But the protests failed to mobilise the kind of numbers triggered by workplace reforms in 2016, with the CFDT and another large union showing a willingness to compromise.
The CGT and veteran leftist France Unbowed leader Jean-Luc Melenchon are hoping Tuesday’s strikes will inject new momentum into their revolt and spur other disgruntled groups to join the fray.
Pensioners and truck drivers are among those who have also demonstrated in the past month, and regional governments are also up in arms at having their funding from Paris cut by 450million euros ($529million).
Frederic Dabi of the Ifop polling agency said civil servants saw themselves as sacrificial lambs.
The hardline CGT union and the hard-left France Unbowed party organised three demonstrations last month over the changes
The changes make it easier for employers to lay off staff and do deals with workers at the company level, instead of across an industry or sector
Public sector workers hold flags of the French Democratic Confederation of Labour union (CFDT) during a demonstration as part of a nationwide strike against French government reforms in Nantes
After giving Macron their backing in the presidential election ‘they feel they are being made to pay for the government’s policies’, Dabi told AFP.
Topping their grievances are his plans to freeze their pay, increase their taxes and cut nearly 1,600 civil service jobs in 2018 – the first swing of the axe in his plan to cut 120,000 public posts by 2022.
But unless other workers down tools, or young people angered by cuts to student housing subsidies take to the streets, Macron will continue to have free rein to implement his agenda, Dabi said.
In a sign that he has the upper hand for now, his poll numbers have recovered slightly after a dramatic slide this summer to around 30 percent.

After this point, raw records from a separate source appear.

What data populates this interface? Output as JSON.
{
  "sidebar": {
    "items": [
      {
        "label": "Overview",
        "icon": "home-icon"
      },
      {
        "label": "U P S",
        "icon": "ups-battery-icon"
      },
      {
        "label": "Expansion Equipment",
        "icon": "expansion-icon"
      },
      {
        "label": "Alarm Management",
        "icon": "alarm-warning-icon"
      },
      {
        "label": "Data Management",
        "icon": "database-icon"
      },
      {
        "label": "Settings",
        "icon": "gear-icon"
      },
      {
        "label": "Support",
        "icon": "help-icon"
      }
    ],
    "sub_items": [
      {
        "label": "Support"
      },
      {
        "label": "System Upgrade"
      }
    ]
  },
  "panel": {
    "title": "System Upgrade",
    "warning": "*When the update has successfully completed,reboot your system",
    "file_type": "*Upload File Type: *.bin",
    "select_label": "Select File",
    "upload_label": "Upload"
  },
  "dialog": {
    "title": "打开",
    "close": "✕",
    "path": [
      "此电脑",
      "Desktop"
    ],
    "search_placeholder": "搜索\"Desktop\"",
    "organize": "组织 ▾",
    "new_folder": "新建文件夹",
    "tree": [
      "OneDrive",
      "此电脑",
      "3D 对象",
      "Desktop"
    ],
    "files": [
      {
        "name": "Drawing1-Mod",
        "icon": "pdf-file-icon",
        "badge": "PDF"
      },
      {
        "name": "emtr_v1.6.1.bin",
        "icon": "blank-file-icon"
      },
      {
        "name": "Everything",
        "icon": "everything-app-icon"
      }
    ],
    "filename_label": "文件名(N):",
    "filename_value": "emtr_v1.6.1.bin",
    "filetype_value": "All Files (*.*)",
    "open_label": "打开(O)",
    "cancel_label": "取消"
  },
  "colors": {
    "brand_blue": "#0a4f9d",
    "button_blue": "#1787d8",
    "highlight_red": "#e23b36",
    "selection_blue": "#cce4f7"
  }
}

‘What is positive for Emmanuel Macron is that he is seen as facing down the street and implementing his programme,’ Dabi said.